Those Sampson County residents with outstanding taxes will have until the end of this month to pay or have their names published, even as the Board of Equalization and Review preps to hear appeals for 2013 tax bills.
Last month, tax administrator Jim Johnson said there was $200,000 more in unpaid taxes this year than in 2012, currently around $3.5 million, where the figure in February 2012 was at about $3.3 million.
“Our overall collection rate right now is 87.4 percent, compared to 87.8 percent last year at this point in time,” Johnson noted. “Our total tax levied is about half a million dollars more at this point as well.”
The county regularly collects around 95 percent of taxes owed. Names are scheduled to be advertised on April 4, with the deadline for payment set at March 29, by 5 p.m.
“We would have to have the payment in the office by 5 p.m. March 29 to keep their name out of the paper,” Johnson said. By law, the tax collector also shall assess an advertising fee to each parcel to cover the cost of the advertisement. Based on a $2.86 cost per parcel in 2012, commissioners previously approved a $3 charge per parcel for the 2013 ad.
As the county attempts to collect past due taxes, it is looking forward to dealing with appeals of taxes for 2013.
The Board of E&R — in Sampson County, the Board of Commissioners serves in that capacity and hears tax appeals — will begin meeting at the end of April. The hearings were initially set as April 23, April 24, April 30, May 1 and May 8, with hearings to be take place from 1 to 6 p.m. on those dates.
County manager Ed Causey said Tuesday those dates are still firm. With meetings concerning the county water system on tap, as well as regular meetings and impending budget workshops, the Board of E&R dates will bring a full slate to commissioners.
“The (Board of Commissioners) will be very busy come spring,” Causey said.

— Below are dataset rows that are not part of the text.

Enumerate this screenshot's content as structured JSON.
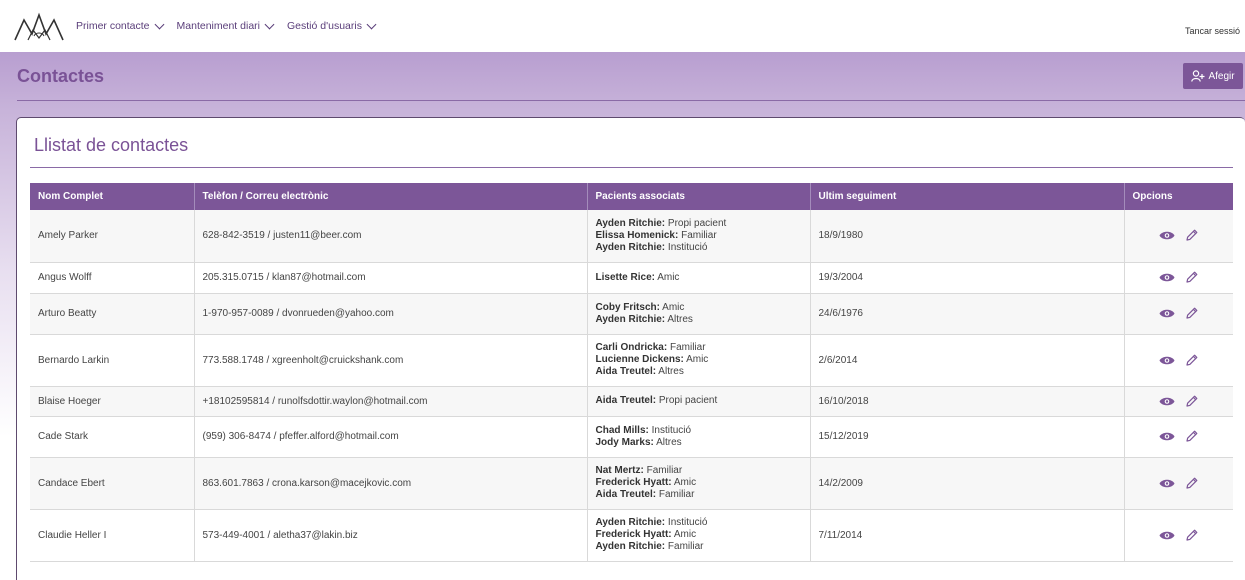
{
  "nav": {
    "items": [
      {
        "label": "Primer contacte"
      },
      {
        "label": "Manteniment diari"
      },
      {
        "label": "Gestió d'usuaris"
      }
    ],
    "logout": "Tancar sessió"
  },
  "header": {
    "title": "Contactes",
    "add_label": "Afegir"
  },
  "card": {
    "title": "Llistat de contactes"
  },
  "table": {
    "columns": [
      "Nom Complet",
      "Telèfon / Correu electrònic",
      "Pacients associats",
      "Ultim seguiment",
      "Opcions"
    ],
    "rows": [
      {
        "name": "Amely Parker",
        "contact": "628-842-3519 / justen11@beer.com",
        "patients": [
          {
            "name": "Ayden Ritchie:",
            "rel": " Propi pacient"
          },
          {
            "name": "Elissa Homenick:",
            "rel": " Familiar"
          },
          {
            "name": "Ayden Ritchie:",
            "rel": " Institució"
          }
        ],
        "date": "18/9/1980"
      },
      {
        "name": "Angus Wolff",
        "contact": "205.315.0715 / klan87@hotmail.com",
        "patients": [
          {
            "name": "Lisette Rice:",
            "rel": " Amic"
          }
        ],
        "date": "19/3/2004"
      },
      {
        "name": "Arturo Beatty",
        "contact": "1-970-957-0089 / dvonrueden@yahoo.com",
        "patients": [
          {
            "name": "Coby Fritsch:",
            "rel": " Amic"
          },
          {
            "name": "Ayden Ritchie:",
            "rel": " Altres"
          }
        ],
        "date": "24/6/1976"
      },
      {
        "name": "Bernardo Larkin",
        "contact": "773.588.1748 / xgreenholt@cruickshank.com",
        "patients": [
          {
            "name": "Carli Ondricka:",
            "rel": " Familiar"
          },
          {
            "name": "Lucienne Dickens:",
            "rel": " Amic"
          },
          {
            "name": "Aida Treutel:",
            "rel": " Altres"
          }
        ],
        "date": "2/6/2014"
      },
      {
        "name": "Blaise Hoeger",
        "contact": "+18102595814 / runolfsdottir.waylon@hotmail.com",
        "patients": [
          {
            "name": "Aida Treutel:",
            "rel": " Propi pacient"
          }
        ],
        "date": "16/10/2018"
      },
      {
        "name": "Cade Stark",
        "contact": "(959) 306-8474 / pfeffer.alford@hotmail.com",
        "patients": [
          {
            "name": "Chad Mills:",
            "rel": " Institució"
          },
          {
            "name": "Jody Marks:",
            "rel": " Altres"
          }
        ],
        "date": "15/12/2019"
      },
      {
        "name": "Candace Ebert",
        "contact": "863.601.7863 / crona.karson@macejkovic.com",
        "patients": [
          {
            "name": "Nat Mertz:",
            "rel": " Familiar"
          },
          {
            "name": "Frederick Hyatt:",
            "rel": " Amic"
          },
          {
            "name": "Aida Treutel:",
            "rel": " Familiar"
          }
        ],
        "date": "14/2/2009"
      },
      {
        "name": "Claudie Heller I",
        "contact": "573-449-4001 / aletha37@lakin.biz",
        "patients": [
          {
            "name": "Ayden Ritchie:",
            "rel": " Institució"
          },
          {
            "name": "Frederick Hyatt:",
            "rel": " Amic"
          },
          {
            "name": "Ayden Ritchie:",
            "rel": " Familiar"
          }
        ],
        "date": "7/11/2014"
      }
    ]
  },
  "icons": {
    "view": "eye-icon",
    "edit": "pencil-icon",
    "add": "add-user-icon",
    "logo": "mountains-logo"
  },
  "colors": {
    "accent": "#7c5698",
    "title": "#7a5296"
  }
}
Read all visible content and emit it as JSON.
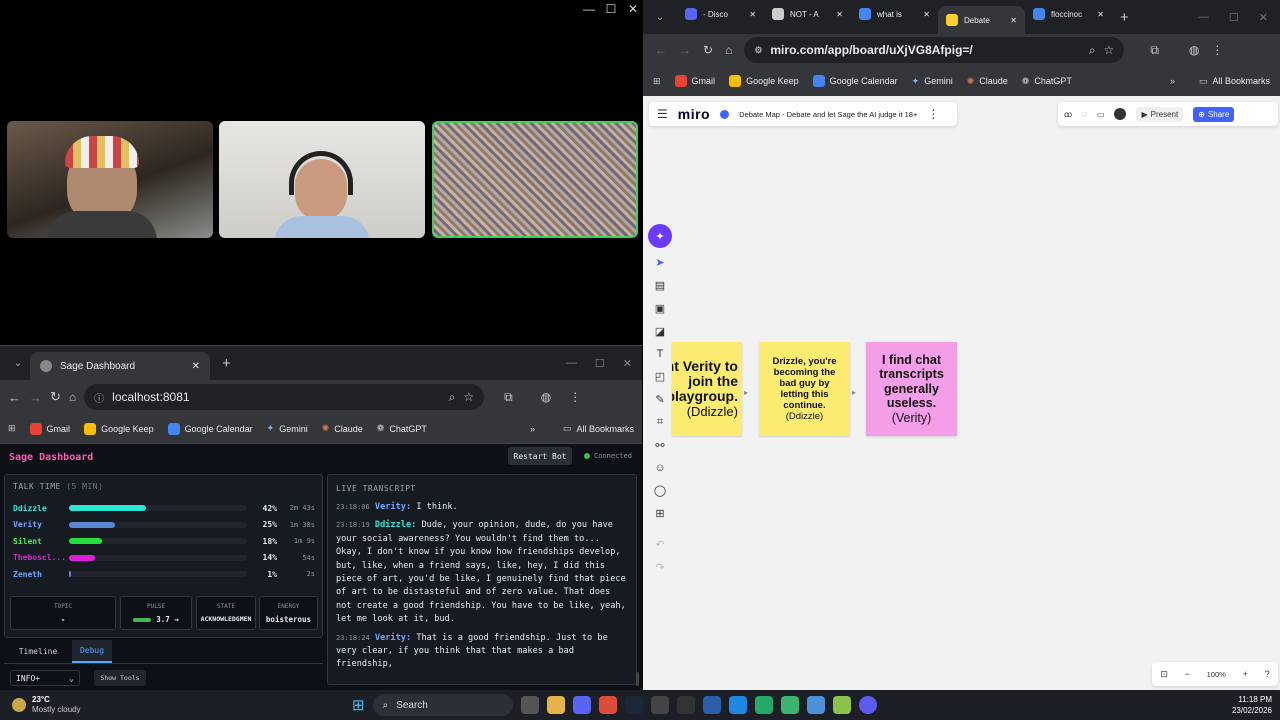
{
  "video_window": {
    "participants": [
      {
        "name": "Ddizzle-video",
        "style": "warm"
      },
      {
        "name": "Verity-video",
        "style": "light"
      },
      {
        "name": "Screen-share",
        "style": "pixelated"
      }
    ]
  },
  "sage_browser": {
    "tab_title": "Sage Dashboard",
    "url": "localhost:8081",
    "bookmarks": [
      "Gmail",
      "Google Keep",
      "Google Calendar",
      "Gemini",
      "Claude",
      "ChatGPT"
    ],
    "all_bookmarks": "All Bookmarks"
  },
  "dashboard": {
    "title": "Sage Dashboard",
    "restart_label": "Restart Bot",
    "status": "Connected",
    "talk_time_title": "TALK TIME",
    "talk_time_sub": "(5 MIN)",
    "speakers": [
      {
        "name": "Ddizzle",
        "pct": "42%",
        "value": 0.42,
        "time": "2m 43s",
        "color": "#2ee6d6",
        "name_color": "#2ee6d6"
      },
      {
        "name": "Verity",
        "pct": "25%",
        "value": 0.25,
        "time": "1m 38s",
        "color": "#5b86d6",
        "name_color": "#6ea8ff"
      },
      {
        "name": "Silent",
        "pct": "18%",
        "value": 0.18,
        "time": "1m 9s",
        "color": "#22e03a",
        "name_color": "#3ef05a"
      },
      {
        "name": "Theboscl...",
        "pct": "14%",
        "value": 0.14,
        "time": "54s",
        "color": "#e020d8",
        "name_color": "#e020d8"
      },
      {
        "name": "Zeneth",
        "pct": "1%",
        "value": 0.01,
        "time": "2s",
        "color": "#5b86d6",
        "name_color": "#6ea8ff"
      }
    ],
    "stats": {
      "topic_label": "TOPIC",
      "topic_value": "-",
      "pulse_label": "PULSE",
      "pulse_value": "3.7 →",
      "state_label": "STATE",
      "state_value": "ACKNOWLEDGMEN",
      "energy_label": "ENERGY",
      "energy_value": "boisterous"
    },
    "tabs": [
      "Timeline",
      "Debug"
    ],
    "level_select": "INFO+",
    "show_tools": "Show Tools",
    "transcript_title": "LIVE TRANSCRIPT",
    "transcript": [
      {
        "time": "23:18:06",
        "speaker": "Verity:",
        "color": "#6ea8ff",
        "text": "I think."
      },
      {
        "time": "23:18:19",
        "speaker": "Ddizzle:",
        "color": "#2ee6d6",
        "text": "Dude, your opinion, dude, do you have your social awareness? You wouldn't find them to... Okay, I don't know if you know how friendships develop, but, like, when a friend says, like, hey, I did this piece of art, you'd be like, I genuinely find that piece of art to be distasteful and of zero value. That does not create a good friendship. You have to be like, yeah, let me look at it, bud."
      },
      {
        "time": "23:18:24",
        "speaker": "Verity:",
        "color": "#6ea8ff",
        "text": "That is a good friendship. Just to be very clear, if you think that that makes a bad friendship,"
      }
    ]
  },
  "miro_browser": {
    "tabs": [
      "- Disco",
      "NOT - A",
      "what is",
      "Debate",
      "floccinoc"
    ],
    "url": "miro.com/app/board/uXjVG8Afpig=/",
    "bookmarks": [
      "Gmail",
      "Google Keep",
      "Google Calendar",
      "Gemini",
      "Claude",
      "ChatGPT"
    ],
    "all_bookmarks": "All Bookmarks",
    "logo": "miro",
    "board_title": "Debate Map - Debate and let Sage the AI judge it 18+",
    "present": "Present",
    "share": "Share",
    "zoom": "100%",
    "notes": [
      {
        "text": "I want Verity to join the playgroup.",
        "author": "(Ddizzle)",
        "color": "#fbeb71"
      },
      {
        "text": "Drizzle, you're becoming the bad guy by letting this continue.",
        "author": "(Ddizzle)",
        "color": "#fbeb71"
      },
      {
        "text": "I find chat transcripts generally useless.",
        "author": "(Verity)",
        "color": "#f59ee8"
      }
    ]
  },
  "taskbar": {
    "temp": "23°C",
    "weather": "Mostly cloudy",
    "search": "Search",
    "time": "11:18 PM",
    "date": "23/02/2026"
  }
}
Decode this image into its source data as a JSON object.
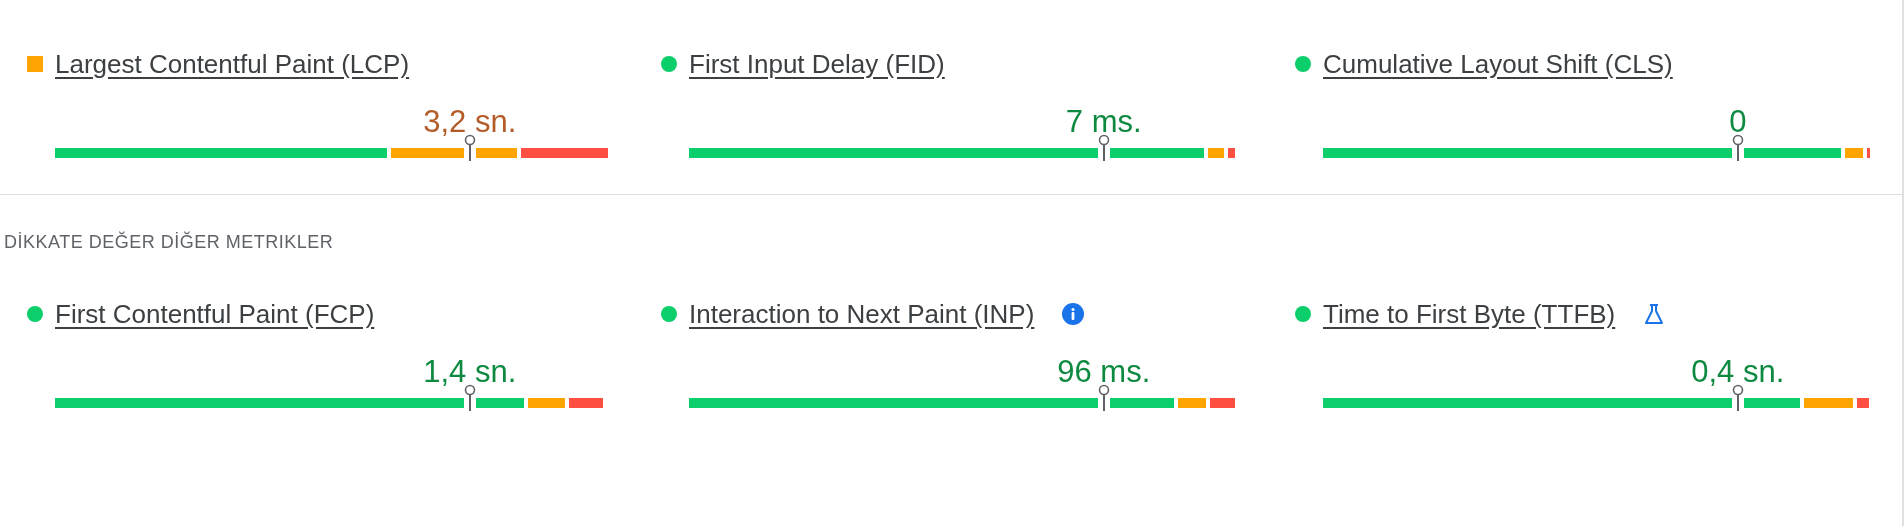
{
  "top_metrics": [
    {
      "title": "Largest Contentful Paint (LCP)",
      "kind": "ni",
      "value": "3,2 sn."
    },
    {
      "title": "First Input Delay (FID)",
      "kind": "good",
      "value": "7 ms."
    },
    {
      "title": "Cumulative Layout Shift (CLS)",
      "kind": "good",
      "value": "0"
    }
  ],
  "section_heading": "DİKKATE DEĞER DİĞER METRIKLER",
  "other_metrics": [
    {
      "title": "First Contentful Paint (FCP)",
      "kind": "good",
      "value": "1,4 sn."
    },
    {
      "title": "Interaction to Next Paint (INP)",
      "kind": "good",
      "value": "96 ms.",
      "badge": {
        "kind": "info"
      }
    },
    {
      "title": "Time to First Byte (TTFB)",
      "kind": "good",
      "value": "0,4 sn.",
      "badge": {
        "kind": "lab"
      }
    }
  ]
}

However, the E&R responsibilities are not expected to be as arduous this time around. While hearings are slated to end at 6 p.m., they may go longer if necessary. All residents have the opportunity to speak to the Board of E&R and contest their property values, but by appointment only.
They were nine dates scheduled to hear more than 80 tax appeals last year. In 2011, the Board of E&R listened to close to 200 formal appeals to the values over numerous weeks, holding more than a dozen sessions to hear all appeals. However, that was the exception rather than the rule, due to 2011 being a revaluation year, Johnson said.
“Typically what you see as you get further and further away from a reval year, your number of appeals should become lower and lower,” Johnson said recently. “When we advertise it in the paper, we may see a spike in that. Right now, we have about 20 appeals that have come into the office at this point. We hope to complete it within the five days.”
A change to the tax bill is only made if the property owner can demonstrate the appraised tax value is more than the market value. That usually only comes with an independent appraisal that contradicts the county-placed value, or some other form of tangible evidence that the property appraisal is too high.
The board needs to complete its duties on or before the third Monday following its first meeting or by July 1. Final tax bills are sent out at the end of July and the beginning of August. Those wishing to file an appeal based on their assessed value can still do so even when the appeals are underway.
Chris Berendt can be reached at 910-592-8137 ext. 121 or via email at firstname.lastname@example.org.